Required work → Nothing but an exact copy of the data should be given.

Records provided →
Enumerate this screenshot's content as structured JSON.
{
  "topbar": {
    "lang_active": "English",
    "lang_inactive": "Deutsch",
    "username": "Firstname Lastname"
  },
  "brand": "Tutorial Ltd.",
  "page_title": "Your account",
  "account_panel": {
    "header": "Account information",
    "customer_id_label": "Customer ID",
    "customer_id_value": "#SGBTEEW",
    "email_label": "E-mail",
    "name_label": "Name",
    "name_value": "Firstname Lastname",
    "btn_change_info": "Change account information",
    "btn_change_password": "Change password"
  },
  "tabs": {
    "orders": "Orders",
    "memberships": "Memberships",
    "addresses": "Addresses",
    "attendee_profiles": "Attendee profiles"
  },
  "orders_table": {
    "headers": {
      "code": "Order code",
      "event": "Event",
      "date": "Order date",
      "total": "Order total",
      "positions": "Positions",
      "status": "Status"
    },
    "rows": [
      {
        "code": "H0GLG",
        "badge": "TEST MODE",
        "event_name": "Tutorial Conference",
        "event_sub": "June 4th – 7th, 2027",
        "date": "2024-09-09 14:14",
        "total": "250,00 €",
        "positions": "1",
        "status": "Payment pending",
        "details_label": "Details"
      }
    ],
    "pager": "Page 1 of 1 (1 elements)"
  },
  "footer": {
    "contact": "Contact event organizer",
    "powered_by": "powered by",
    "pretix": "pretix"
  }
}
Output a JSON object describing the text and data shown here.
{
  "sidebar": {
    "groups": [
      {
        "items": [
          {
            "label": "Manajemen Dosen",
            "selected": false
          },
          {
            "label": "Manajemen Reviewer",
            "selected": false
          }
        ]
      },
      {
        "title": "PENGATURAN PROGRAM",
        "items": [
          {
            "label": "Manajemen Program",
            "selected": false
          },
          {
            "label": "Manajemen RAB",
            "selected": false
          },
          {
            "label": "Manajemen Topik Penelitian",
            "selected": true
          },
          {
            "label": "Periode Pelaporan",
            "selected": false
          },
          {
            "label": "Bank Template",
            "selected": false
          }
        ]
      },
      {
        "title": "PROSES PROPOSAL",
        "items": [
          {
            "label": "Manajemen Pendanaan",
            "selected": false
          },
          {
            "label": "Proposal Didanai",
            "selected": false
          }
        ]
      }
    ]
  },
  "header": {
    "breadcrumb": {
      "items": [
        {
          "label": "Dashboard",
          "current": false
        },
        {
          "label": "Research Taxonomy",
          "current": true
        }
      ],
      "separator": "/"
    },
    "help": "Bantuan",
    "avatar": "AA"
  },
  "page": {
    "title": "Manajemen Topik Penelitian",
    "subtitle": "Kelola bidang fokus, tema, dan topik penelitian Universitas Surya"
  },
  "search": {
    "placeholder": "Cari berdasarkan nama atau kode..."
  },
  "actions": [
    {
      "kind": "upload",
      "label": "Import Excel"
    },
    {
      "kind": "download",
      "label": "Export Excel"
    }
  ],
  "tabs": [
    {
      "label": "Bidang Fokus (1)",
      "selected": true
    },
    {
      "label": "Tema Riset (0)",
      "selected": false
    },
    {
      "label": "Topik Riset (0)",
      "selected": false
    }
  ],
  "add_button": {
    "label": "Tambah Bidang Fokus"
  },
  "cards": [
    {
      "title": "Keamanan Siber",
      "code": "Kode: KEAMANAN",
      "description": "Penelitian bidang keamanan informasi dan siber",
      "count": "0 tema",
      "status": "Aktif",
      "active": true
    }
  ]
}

Written response →
Enumerate this screenshot's content as structured JSON.
{
  "topbar": {
    "lang_active": "English",
    "lang_inactive": "Deutsch",
    "username": "Firstname Lastname"
  },
  "brand": "Tutorial Ltd.",
  "page_title": "Your account",
  "account_panel": {
    "header": "Account information",
    "customer_id_label": "Customer ID",
    "customer_id_value": "#SGBTEEW",
    "email_label": "E-mail",
    "name_label": "Name",
    "name_value": "Firstname Lastname",
    "btn_change_info": "Change account information",
    "btn_change_password": "Change password"
  },
  "tabs": {
    "orders": "Orders",
    "memberships": "Memberships",
    "addresses": "Addresses",
    "attendee_profiles": "Attendee profiles"
  },
  "orders_table": {
    "headers": {
      "code": "Order code",
      "event": "Event",
      "date": "Order date",
      "total": "Order total",
      "positions": "Positions",
      "status": "Status"
    },
    "rows": [
      {
        "code": "H0GLG",
        "badge": "TEST MODE",
        "event_name": "Tutorial Conference",
        "event_sub": "June 4th – 7th, 2027",
        "date": "2024-09-09 14:14",
        "total": "250,00 €",
        "positions": "1",
        "status": "Payment pending",
        "details_label": "Details"
      }
    ],
    "pager": "Page 1 of 1 (1 elements)"
  },
  "footer": {
    "contact": "Contact event organizer",
    "powered_by": "powered by",
    "pretix": "pretix"
  }
}
Output a JSON object describing the text and data shown here.
{
  "sidebar": {
    "groups": [
      {
        "items": [
          {
            "label": "Manajemen Dosen",
            "selected": false
          },
          {
            "label": "Manajemen Reviewer",
            "selected": false
          }
        ]
      },
      {
        "title": "PENGATURAN PROGRAM",
        "items": [
          {
            "label": "Manajemen Program",
            "selected": false
          },
          {
            "label": "Manajemen RAB",
            "selected": false
          },
          {
            "label": "Manajemen Topik Penelitian",
            "selected": true
          },
          {
            "label": "Periode Pelaporan",
            "selected": false
          },
          {
            "label": "Bank Template",
            "selected": false
          }
        ]
      },
      {
        "title": "PROSES PROPOSAL",
        "items": [
          {
            "label": "Manajemen Pendanaan",
            "selected": false
          },
          {
            "label": "Proposal Didanai",
            "selected": false
          }
        ]
      }
    ]
  },
  "header": {
    "breadcrumb": {
      "items": [
        {
          "label": "Dashboard",
          "current": false
        },
        {
          "label": "Research Taxonomy",
          "current": true
        }
      ],
      "separator": "/"
    },
    "help": "Bantuan",
    "avatar": "AA"
  },
  "page": {
    "title": "Manajemen Topik Penelitian",
    "subtitle": "Kelola bidang fokus, tema, dan topik penelitian Universitas Surya"
  },
  "search": {
    "placeholder": "Cari berdasarkan nama atau kode..."
  },
  "actions": [
    {
      "kind": "upload",
      "label": "Import Excel"
    },
    {
      "kind": "download",
      "label": "Export Excel"
    }
  ],
  "tabs": [
    {
      "label": "Bidang Fokus (1)",
      "selected": true
    },
    {
      "label": "Tema Riset (0)",
      "selected": false
    },
    {
      "label": "Topik Riset (0)",
      "selected": false
    }
  ],
  "add_button": {
    "label": "Tambah Bidang Fokus"
  },
  "cards": [
    {
      "title": "Keamanan Siber",
      "code": "Kode: KEAMANAN",
      "description": "Penelitian bidang keamanan informasi dan siber",
      "count": "0 tema",
      "status": "Aktif",
      "active": true
    }
  ]
}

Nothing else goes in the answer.